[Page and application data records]
= = = = =
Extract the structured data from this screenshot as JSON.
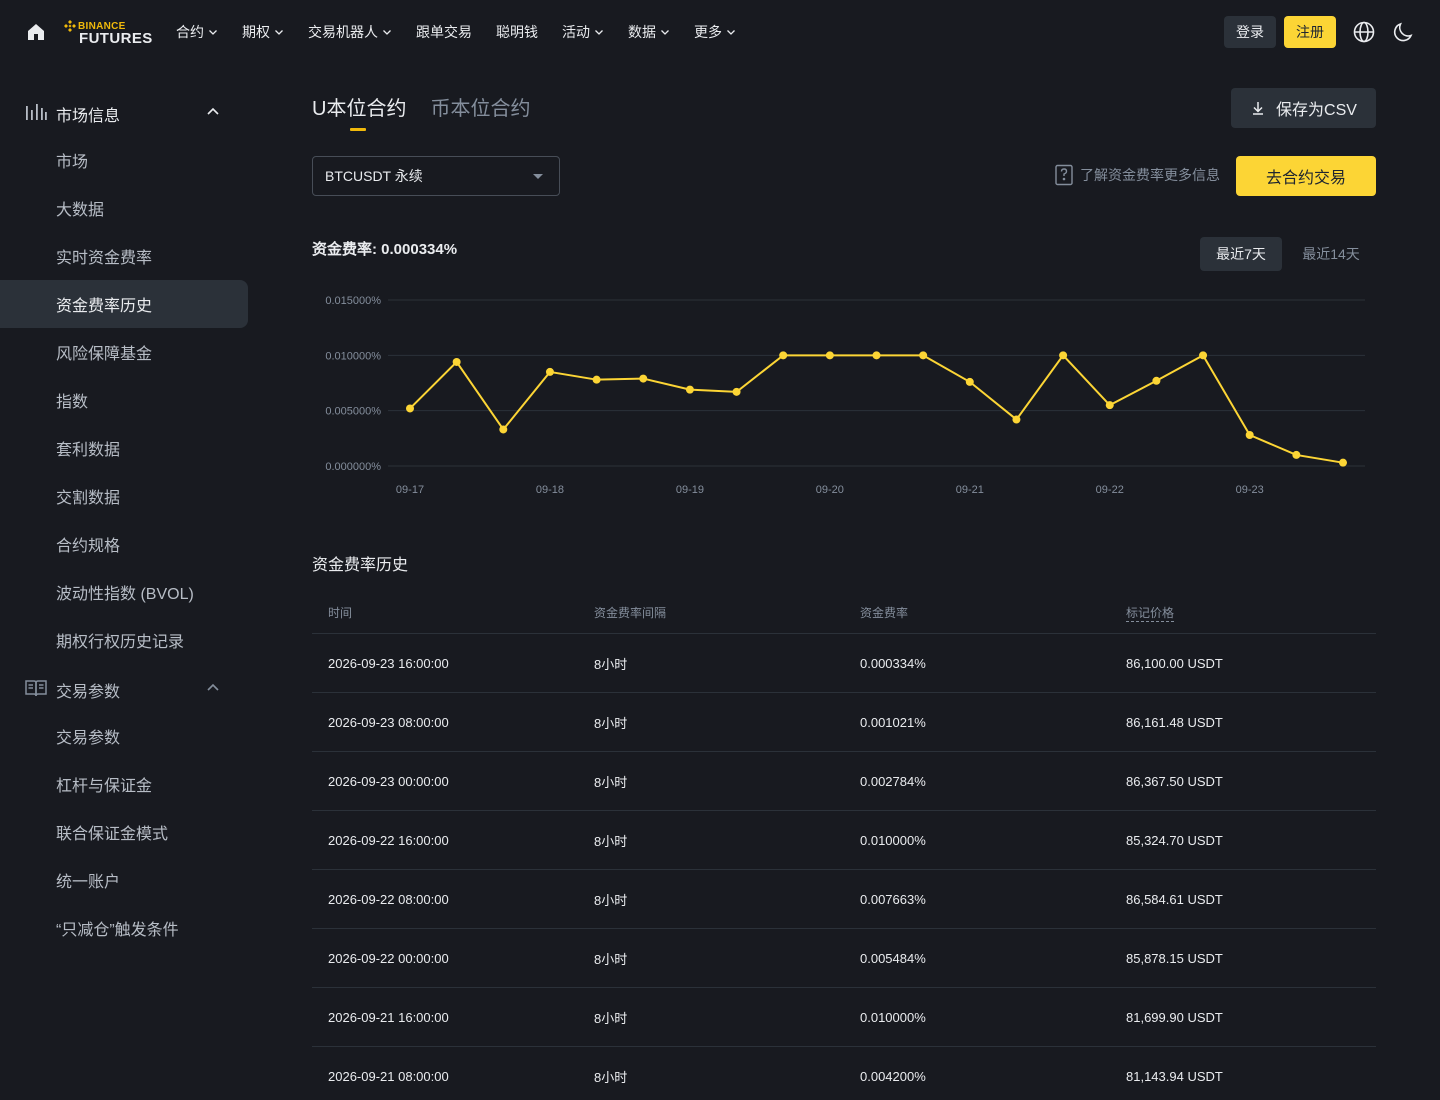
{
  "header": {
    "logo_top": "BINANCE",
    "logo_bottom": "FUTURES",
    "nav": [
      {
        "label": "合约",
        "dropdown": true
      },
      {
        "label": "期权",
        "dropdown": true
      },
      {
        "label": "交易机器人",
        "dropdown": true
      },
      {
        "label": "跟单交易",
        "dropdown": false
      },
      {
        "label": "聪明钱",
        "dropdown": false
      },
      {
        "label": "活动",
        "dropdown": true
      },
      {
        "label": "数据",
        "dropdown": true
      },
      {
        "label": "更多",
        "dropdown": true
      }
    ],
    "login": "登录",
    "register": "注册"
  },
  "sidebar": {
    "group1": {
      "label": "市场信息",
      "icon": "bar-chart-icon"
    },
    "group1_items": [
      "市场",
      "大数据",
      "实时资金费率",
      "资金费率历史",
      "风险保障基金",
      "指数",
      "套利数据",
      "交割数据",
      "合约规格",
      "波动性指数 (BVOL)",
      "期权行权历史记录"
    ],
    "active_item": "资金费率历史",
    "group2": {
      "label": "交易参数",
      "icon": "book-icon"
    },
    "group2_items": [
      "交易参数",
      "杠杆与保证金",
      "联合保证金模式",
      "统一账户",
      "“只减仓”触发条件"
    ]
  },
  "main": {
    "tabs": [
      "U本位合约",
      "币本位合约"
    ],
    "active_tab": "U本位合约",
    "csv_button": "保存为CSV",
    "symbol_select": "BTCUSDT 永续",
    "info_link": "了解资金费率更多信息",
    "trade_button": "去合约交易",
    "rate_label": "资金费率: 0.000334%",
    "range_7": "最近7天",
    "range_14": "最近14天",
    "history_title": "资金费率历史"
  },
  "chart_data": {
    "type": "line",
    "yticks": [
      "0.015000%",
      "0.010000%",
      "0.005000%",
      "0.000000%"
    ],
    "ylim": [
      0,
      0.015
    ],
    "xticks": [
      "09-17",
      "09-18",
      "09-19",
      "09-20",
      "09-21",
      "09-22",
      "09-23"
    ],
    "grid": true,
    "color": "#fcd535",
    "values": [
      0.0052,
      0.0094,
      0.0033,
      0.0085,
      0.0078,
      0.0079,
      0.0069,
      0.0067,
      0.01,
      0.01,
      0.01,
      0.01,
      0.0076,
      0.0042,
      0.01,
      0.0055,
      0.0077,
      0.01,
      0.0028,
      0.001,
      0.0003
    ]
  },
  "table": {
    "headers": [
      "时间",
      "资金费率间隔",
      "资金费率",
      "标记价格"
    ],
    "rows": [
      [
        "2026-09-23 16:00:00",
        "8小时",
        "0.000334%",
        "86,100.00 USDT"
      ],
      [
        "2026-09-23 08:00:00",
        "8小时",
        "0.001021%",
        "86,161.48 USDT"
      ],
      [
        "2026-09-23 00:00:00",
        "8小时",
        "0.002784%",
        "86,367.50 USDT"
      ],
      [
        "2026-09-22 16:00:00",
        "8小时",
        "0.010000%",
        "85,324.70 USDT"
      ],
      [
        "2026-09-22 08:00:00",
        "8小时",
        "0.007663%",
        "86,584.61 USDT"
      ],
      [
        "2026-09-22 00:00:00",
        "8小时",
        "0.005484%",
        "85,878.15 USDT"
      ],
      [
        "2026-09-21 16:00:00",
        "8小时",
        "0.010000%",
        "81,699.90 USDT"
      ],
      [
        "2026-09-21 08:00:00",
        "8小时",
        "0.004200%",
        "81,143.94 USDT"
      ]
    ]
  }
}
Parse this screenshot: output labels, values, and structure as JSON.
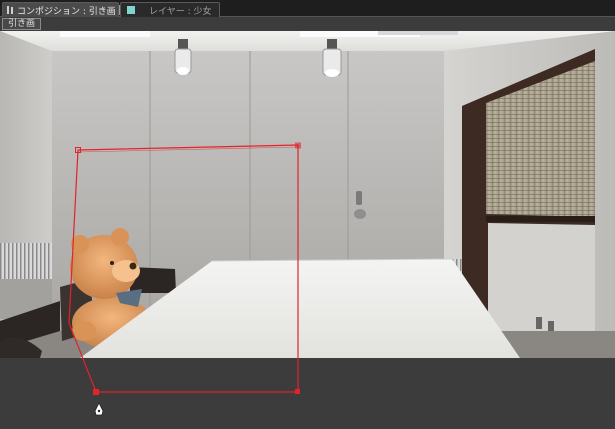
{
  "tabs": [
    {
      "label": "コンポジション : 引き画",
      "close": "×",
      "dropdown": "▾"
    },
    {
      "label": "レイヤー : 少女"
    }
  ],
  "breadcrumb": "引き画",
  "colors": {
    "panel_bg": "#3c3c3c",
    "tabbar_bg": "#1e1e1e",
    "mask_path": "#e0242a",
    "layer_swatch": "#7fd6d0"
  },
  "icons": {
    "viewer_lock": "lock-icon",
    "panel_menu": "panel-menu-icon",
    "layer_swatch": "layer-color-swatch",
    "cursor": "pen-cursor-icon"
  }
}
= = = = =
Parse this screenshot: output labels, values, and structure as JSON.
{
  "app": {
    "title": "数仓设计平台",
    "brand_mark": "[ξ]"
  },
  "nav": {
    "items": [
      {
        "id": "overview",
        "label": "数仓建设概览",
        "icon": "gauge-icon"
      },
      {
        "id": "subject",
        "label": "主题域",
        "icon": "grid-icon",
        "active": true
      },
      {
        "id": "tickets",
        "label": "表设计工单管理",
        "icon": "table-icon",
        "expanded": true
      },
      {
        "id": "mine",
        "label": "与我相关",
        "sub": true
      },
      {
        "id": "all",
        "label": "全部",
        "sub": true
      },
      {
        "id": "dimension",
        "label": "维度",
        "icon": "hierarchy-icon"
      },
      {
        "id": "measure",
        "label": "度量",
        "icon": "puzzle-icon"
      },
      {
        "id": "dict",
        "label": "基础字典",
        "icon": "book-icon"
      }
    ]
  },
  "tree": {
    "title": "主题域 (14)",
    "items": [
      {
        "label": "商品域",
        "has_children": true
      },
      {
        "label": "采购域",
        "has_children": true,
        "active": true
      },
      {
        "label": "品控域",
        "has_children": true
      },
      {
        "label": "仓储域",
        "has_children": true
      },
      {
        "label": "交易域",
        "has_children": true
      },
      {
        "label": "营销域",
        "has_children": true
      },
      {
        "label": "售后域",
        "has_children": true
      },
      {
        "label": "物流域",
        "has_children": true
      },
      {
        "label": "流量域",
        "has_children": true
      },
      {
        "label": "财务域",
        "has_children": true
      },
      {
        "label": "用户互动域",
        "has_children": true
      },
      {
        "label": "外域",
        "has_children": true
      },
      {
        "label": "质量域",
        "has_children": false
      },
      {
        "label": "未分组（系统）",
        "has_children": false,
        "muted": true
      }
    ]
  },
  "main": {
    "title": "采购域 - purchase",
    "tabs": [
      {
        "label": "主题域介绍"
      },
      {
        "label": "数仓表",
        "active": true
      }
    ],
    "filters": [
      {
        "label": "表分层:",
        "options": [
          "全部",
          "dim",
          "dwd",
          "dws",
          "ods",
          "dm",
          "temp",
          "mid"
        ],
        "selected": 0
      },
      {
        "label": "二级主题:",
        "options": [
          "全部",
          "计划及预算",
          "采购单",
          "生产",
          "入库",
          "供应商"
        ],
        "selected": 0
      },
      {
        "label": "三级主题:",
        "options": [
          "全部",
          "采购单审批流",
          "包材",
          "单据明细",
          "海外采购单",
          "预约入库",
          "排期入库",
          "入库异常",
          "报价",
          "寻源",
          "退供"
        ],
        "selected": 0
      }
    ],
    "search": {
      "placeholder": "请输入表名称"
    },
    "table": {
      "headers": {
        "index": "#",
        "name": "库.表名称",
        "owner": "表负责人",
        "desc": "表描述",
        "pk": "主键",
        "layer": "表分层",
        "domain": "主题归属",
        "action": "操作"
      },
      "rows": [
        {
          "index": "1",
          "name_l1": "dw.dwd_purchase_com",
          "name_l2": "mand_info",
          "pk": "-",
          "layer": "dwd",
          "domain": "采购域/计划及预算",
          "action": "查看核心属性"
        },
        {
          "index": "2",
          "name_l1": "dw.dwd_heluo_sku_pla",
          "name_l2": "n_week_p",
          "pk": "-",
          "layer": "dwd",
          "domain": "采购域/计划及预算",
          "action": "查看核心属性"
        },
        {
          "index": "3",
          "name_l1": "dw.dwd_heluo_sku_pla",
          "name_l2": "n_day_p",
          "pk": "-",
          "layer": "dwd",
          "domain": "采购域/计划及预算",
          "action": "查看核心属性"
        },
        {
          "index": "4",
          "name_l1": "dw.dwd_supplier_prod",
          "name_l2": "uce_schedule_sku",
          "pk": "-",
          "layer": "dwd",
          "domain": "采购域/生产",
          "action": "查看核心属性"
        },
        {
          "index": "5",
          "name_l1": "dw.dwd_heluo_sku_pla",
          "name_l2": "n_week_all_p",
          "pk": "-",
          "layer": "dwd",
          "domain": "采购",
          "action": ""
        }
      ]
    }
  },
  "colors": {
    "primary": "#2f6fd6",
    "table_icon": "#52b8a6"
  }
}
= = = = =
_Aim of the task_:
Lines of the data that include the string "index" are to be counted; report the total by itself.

_Worked solution_:
6